## Work instruction
Hand back the entries below exactly.

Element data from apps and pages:
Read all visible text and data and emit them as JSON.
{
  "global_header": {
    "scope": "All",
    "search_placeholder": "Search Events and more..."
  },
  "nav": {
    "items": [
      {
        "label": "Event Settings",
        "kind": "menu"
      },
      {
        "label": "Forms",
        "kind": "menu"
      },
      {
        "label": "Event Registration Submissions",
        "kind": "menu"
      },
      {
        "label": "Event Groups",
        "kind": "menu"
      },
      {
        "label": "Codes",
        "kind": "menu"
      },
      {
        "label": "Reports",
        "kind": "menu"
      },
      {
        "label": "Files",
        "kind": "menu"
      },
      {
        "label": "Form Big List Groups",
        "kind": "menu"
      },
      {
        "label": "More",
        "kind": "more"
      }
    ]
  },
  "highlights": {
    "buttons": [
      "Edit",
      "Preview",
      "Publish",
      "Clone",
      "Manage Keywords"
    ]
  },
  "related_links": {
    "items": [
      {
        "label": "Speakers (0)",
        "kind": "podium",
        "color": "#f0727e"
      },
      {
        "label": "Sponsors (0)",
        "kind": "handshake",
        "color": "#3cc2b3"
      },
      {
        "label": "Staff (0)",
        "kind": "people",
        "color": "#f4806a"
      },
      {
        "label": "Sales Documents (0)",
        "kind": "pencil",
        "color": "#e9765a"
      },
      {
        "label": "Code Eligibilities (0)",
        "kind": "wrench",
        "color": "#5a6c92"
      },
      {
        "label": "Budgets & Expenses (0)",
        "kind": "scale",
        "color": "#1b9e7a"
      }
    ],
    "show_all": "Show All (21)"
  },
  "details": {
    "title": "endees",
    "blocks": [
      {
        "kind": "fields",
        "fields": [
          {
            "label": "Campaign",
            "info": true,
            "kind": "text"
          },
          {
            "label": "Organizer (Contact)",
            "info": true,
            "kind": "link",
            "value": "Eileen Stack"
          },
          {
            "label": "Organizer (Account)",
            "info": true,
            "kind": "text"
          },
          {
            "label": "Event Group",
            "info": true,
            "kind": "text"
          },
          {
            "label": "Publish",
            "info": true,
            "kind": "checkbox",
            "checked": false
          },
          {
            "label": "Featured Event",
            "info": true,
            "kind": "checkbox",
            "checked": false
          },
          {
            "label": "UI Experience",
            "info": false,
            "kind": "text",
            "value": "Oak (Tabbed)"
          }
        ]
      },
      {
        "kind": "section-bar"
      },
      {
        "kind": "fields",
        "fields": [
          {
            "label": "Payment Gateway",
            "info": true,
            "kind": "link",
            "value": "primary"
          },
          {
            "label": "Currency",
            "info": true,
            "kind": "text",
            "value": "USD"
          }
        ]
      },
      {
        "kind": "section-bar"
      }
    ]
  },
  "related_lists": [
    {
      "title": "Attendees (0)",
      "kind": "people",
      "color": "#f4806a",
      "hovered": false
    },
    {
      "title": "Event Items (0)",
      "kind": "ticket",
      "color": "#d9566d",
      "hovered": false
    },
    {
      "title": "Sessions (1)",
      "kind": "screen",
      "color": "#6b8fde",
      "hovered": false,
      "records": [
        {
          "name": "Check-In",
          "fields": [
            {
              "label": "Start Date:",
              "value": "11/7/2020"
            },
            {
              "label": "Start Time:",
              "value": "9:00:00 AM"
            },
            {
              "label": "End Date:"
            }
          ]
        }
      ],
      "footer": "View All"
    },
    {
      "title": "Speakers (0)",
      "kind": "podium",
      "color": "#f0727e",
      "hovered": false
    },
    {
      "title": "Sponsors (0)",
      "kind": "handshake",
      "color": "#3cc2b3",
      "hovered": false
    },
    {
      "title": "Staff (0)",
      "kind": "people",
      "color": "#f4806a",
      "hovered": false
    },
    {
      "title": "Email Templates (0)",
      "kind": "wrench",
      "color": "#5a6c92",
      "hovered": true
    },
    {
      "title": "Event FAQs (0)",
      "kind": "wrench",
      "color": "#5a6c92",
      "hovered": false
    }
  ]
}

## Solution to this task
Read all visible text and data and emit them as JSON.
{
  "global_header": {
    "scope": "All",
    "search_placeholder": "Search Events and more..."
  },
  "nav": {
    "items": [
      {
        "label": "Event Settings",
        "kind": "menu"
      },
      {
        "label": "Forms",
        "kind": "menu"
      },
      {
        "label": "Event Registration Submissions",
        "kind": "menu"
      },
      {
        "label": "Event Groups",
        "kind": "menu"
      },
      {
        "label": "Codes",
        "kind": "menu"
      },
      {
        "label": "Reports",
        "kind": "menu"
      },
      {
        "label": "Files",
        "kind": "menu"
      },
      {
        "label": "Form Big List Groups",
        "kind": "menu"
      },
      {
        "label": "More",
        "kind": "more"
      }
    ]
  },
  "highlights": {
    "buttons": [
      "Edit",
      "Preview",
      "Publish",
      "Clone",
      "Manage Keywords"
    ]
  },
  "related_links": {
    "items": [
      {
        "label": "Speakers (0)",
        "kind": "podium",
        "color": "#f0727e"
      },
      {
        "label": "Sponsors (0)",
        "kind": "handshake",
        "color": "#3cc2b3"
      },
      {
        "label": "Staff (0)",
        "kind": "people",
        "color": "#f4806a"
      },
      {
        "label": "Sales Documents (0)",
        "kind": "pencil",
        "color": "#e9765a"
      },
      {
        "label": "Code Eligibilities (0)",
        "kind": "wrench",
        "color": "#5a6c92"
      },
      {
        "label": "Budgets & Expenses (0)",
        "kind": "scale",
        "color": "#1b9e7a"
      }
    ],
    "show_all": "Show All (21)"
  },
  "details": {
    "title": "endees",
    "blocks": [
      {
        "kind": "fields",
        "fields": [
          {
            "label": "Campaign",
            "info": true,
            "kind": "text"
          },
          {
            "label": "Organizer (Contact)",
            "info": true,
            "kind": "link",
            "value": "Eileen Stack"
          },
          {
            "label": "Organizer (Account)",
            "info": true,
            "kind": "text"
          },
          {
            "label": "Event Group",
            "info": true,
            "kind": "text"
          },
          {
            "label": "Publish",
            "info": true,
            "kind": "checkbox",
            "checked": false
          },
          {
            "label": "Featured Event",
            "info": true,
            "kind": "checkbox",
            "checked": false
          },
          {
            "label": "UI Experience",
            "info": false,
            "kind": "text",
            "value": "Oak (Tabbed)"
          }
        ]
      },
      {
        "kind": "section-bar"
      },
      {
        "kind": "fields",
        "fields": [
          {
            "label": "Payment Gateway",
            "info": true,
            "kind": "link",
            "value": "primary"
          },
          {
            "label": "Currency",
            "info": true,
            "kind": "text",
            "value": "USD"
          }
        ]
      },
      {
        "kind": "section-bar"
      }
    ]
  },
  "related_lists": [
    {
      "title": "Attendees (0)",
      "kind": "people",
      "color": "#f4806a",
      "hovered": false
    },
    {
      "title": "Event Items (0)",
      "kind": "ticket",
      "color": "#d9566d",
      "hovered": false
    },
    {
      "title": "Sessions (1)",
      "kind": "screen",
      "color": "#6b8fde",
      "hovered": false,
      "records": [
        {
          "name": "Check-In",
          "fields": [
            {
              "label": "Start Date:",
              "value": "11/7/2020"
            },
            {
              "label": "Start Time:",
              "value": "9:00:00 AM"
            },
            {
              "label": "End Date:"
            }
          ]
        }
      ],
      "footer": "View All"
    },
    {
      "title": "Speakers (0)",
      "kind": "podium",
      "color": "#f0727e",
      "hovered": false
    },
    {
      "title": "Sponsors (0)",
      "kind": "handshake",
      "color": "#3cc2b3",
      "hovered": false
    },
    {
      "title": "Staff (0)",
      "kind": "people",
      "color": "#f4806a",
      "hovered": false
    },
    {
      "title": "Email Templates (0)",
      "kind": "wrench",
      "color": "#5a6c92",
      "hovered": true
    },
    {
      "title": "Event FAQs (0)",
      "kind": "wrench",
      "color": "#5a6c92",
      "hovered": false
    }
  ]
}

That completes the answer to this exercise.